Work to complete |
Please print all of the records that follow with nothing altered.

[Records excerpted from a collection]
=-=-=

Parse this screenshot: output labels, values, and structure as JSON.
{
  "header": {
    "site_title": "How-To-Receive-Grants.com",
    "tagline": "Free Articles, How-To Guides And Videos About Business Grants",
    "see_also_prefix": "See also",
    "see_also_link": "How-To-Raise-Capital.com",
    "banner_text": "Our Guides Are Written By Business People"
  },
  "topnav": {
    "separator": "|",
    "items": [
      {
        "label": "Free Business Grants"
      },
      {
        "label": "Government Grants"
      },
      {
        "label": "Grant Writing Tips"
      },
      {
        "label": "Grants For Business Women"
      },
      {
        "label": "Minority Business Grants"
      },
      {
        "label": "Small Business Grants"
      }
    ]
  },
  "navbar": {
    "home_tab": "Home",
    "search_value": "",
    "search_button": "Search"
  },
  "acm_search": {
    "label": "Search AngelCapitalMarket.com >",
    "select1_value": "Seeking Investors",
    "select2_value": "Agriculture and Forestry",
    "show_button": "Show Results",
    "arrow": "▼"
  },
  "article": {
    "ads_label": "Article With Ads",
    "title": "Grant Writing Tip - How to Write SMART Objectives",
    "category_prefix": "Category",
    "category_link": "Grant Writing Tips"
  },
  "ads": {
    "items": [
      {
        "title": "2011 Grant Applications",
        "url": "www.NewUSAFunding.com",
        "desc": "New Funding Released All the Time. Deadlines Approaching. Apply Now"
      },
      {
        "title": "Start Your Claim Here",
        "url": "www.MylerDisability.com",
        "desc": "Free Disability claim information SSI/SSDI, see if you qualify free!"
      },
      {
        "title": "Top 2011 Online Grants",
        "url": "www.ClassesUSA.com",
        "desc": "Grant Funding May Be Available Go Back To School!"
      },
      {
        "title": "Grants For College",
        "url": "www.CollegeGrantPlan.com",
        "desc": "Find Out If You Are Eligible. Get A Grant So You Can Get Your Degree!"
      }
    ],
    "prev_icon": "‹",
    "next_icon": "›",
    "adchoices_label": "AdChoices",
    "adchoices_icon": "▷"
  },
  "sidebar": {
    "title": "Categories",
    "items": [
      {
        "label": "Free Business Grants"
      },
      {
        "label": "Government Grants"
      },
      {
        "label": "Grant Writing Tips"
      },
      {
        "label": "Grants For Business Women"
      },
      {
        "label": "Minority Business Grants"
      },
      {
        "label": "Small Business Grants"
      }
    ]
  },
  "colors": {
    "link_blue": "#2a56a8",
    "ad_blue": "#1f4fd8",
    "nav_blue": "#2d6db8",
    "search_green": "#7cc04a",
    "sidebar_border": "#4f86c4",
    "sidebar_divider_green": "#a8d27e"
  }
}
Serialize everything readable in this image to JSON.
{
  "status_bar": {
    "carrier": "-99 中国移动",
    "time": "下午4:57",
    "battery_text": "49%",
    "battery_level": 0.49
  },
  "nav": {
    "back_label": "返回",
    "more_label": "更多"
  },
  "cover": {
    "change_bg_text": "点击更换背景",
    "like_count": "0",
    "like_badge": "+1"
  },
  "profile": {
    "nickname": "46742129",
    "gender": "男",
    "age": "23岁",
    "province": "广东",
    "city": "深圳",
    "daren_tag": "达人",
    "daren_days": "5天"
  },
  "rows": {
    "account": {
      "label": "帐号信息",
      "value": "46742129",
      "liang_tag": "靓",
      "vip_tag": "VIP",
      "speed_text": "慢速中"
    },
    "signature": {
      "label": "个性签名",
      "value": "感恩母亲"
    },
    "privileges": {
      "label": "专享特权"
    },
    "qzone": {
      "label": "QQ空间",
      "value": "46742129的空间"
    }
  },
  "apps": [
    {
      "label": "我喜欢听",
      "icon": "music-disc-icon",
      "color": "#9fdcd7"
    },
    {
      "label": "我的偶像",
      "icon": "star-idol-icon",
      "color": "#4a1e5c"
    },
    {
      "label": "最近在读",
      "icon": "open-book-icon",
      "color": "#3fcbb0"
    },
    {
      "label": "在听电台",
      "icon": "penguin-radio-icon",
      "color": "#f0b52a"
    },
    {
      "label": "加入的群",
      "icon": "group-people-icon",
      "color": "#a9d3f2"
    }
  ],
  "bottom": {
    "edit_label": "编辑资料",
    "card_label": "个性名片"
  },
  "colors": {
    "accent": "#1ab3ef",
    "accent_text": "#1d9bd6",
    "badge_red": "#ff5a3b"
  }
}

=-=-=

Response box |
Parse this screenshot: output labels, values, and structure as JSON.
{
  "header": {
    "site_title": "How-To-Receive-Grants.com",
    "tagline": "Free Articles, How-To Guides And Videos About Business Grants",
    "see_also_prefix": "See also",
    "see_also_link": "How-To-Raise-Capital.com",
    "banner_text": "Our Guides Are Written By Business People"
  },
  "topnav": {
    "separator": "|",
    "items": [
      {
        "label": "Free Business Grants"
      },
      {
        "label": "Government Grants"
      },
      {
        "label": "Grant Writing Tips"
      },
      {
        "label": "Grants For Business Women"
      },
      {
        "label": "Minority Business Grants"
      },
      {
        "label": "Small Business Grants"
      }
    ]
  },
  "navbar": {
    "home_tab": "Home",
    "search_value": "",
    "search_button": "Search"
  },
  "acm_search": {
    "label": "Search AngelCapitalMarket.com >",
    "select1_value": "Seeking Investors",
    "select2_value": "Agriculture and Forestry",
    "show_button": "Show Results",
    "arrow": "▼"
  },
  "article": {
    "ads_label": "Article With Ads",
    "title": "Grant Writing Tip - How to Write SMART Objectives",
    "category_prefix": "Category",
    "category_link": "Grant Writing Tips"
  },
  "ads": {
    "items": [
      {
        "title": "2011 Grant Applications",
        "url": "www.NewUSAFunding.com",
        "desc": "New Funding Released All the Time. Deadlines Approaching. Apply Now"
      },
      {
        "title": "Start Your Claim Here",
        "url": "www.MylerDisability.com",
        "desc": "Free Disability claim information SSI/SSDI, see if you qualify free!"
      },
      {
        "title": "Top 2011 Online Grants",
        "url": "www.ClassesUSA.com",
        "desc": "Grant Funding May Be Available Go Back To School!"
      },
      {
        "title": "Grants For College",
        "url": "www.CollegeGrantPlan.com",
        "desc": "Find Out If You Are Eligible. Get A Grant So You Can Get Your Degree!"
      }
    ],
    "prev_icon": "‹",
    "next_icon": "›",
    "adchoices_label": "AdChoices",
    "adchoices_icon": "▷"
  },
  "sidebar": {
    "title": "Categories",
    "items": [
      {
        "label": "Free Business Grants"
      },
      {
        "label": "Government Grants"
      },
      {
        "label": "Grant Writing Tips"
      },
      {
        "label": "Grants For Business Women"
      },
      {
        "label": "Minority Business Grants"
      },
      {
        "label": "Small Business Grants"
      }
    ]
  },
  "colors": {
    "link_blue": "#2a56a8",
    "ad_blue": "#1f4fd8",
    "nav_blue": "#2d6db8",
    "search_green": "#7cc04a",
    "sidebar_border": "#4f86c4",
    "sidebar_divider_green": "#a8d27e"
  }
}
Serialize everything readable in this image to JSON.
{
  "status_bar": {
    "carrier": "-99 中国移动",
    "time": "下午4:57",
    "battery_text": "49%",
    "battery_level": 0.49
  },
  "nav": {
    "back_label": "返回",
    "more_label": "更多"
  },
  "cover": {
    "change_bg_text": "点击更换背景",
    "like_count": "0",
    "like_badge": "+1"
  },
  "profile": {
    "nickname": "46742129",
    "gender": "男",
    "age": "23岁",
    "province": "广东",
    "city": "深圳",
    "daren_tag": "达人",
    "daren_days": "5天"
  },
  "rows": {
    "account": {
      "label": "帐号信息",
      "value": "46742129",
      "liang_tag": "靓",
      "vip_tag": "VIP",
      "speed_text": "慢速中"
    },
    "signature": {
      "label": "个性签名",
      "value": "感恩母亲"
    },
    "privileges": {
      "label": "专享特权"
    },
    "qzone": {
      "label": "QQ空间",
      "value": "46742129的空间"
    }
  },
  "apps": [
    {
      "label": "我喜欢听",
      "icon": "music-disc-icon",
      "color": "#9fdcd7"
    },
    {
      "label": "我的偶像",
      "icon": "star-idol-icon",
      "color": "#4a1e5c"
    },
    {
      "label": "最近在读",
      "icon": "open-book-icon",
      "color": "#3fcbb0"
    },
    {
      "label": "在听电台",
      "icon": "penguin-radio-icon",
      "color": "#f0b52a"
    },
    {
      "label": "加入的群",
      "icon": "group-people-icon",
      "color": "#a9d3f2"
    }
  ],
  "bottom": {
    "edit_label": "编辑资料",
    "card_label": "个性名片"
  },
  "colors": {
    "accent": "#1ab3ef",
    "accent_text": "#1d9bd6",
    "badge_red": "#ff5a3b"
  }
}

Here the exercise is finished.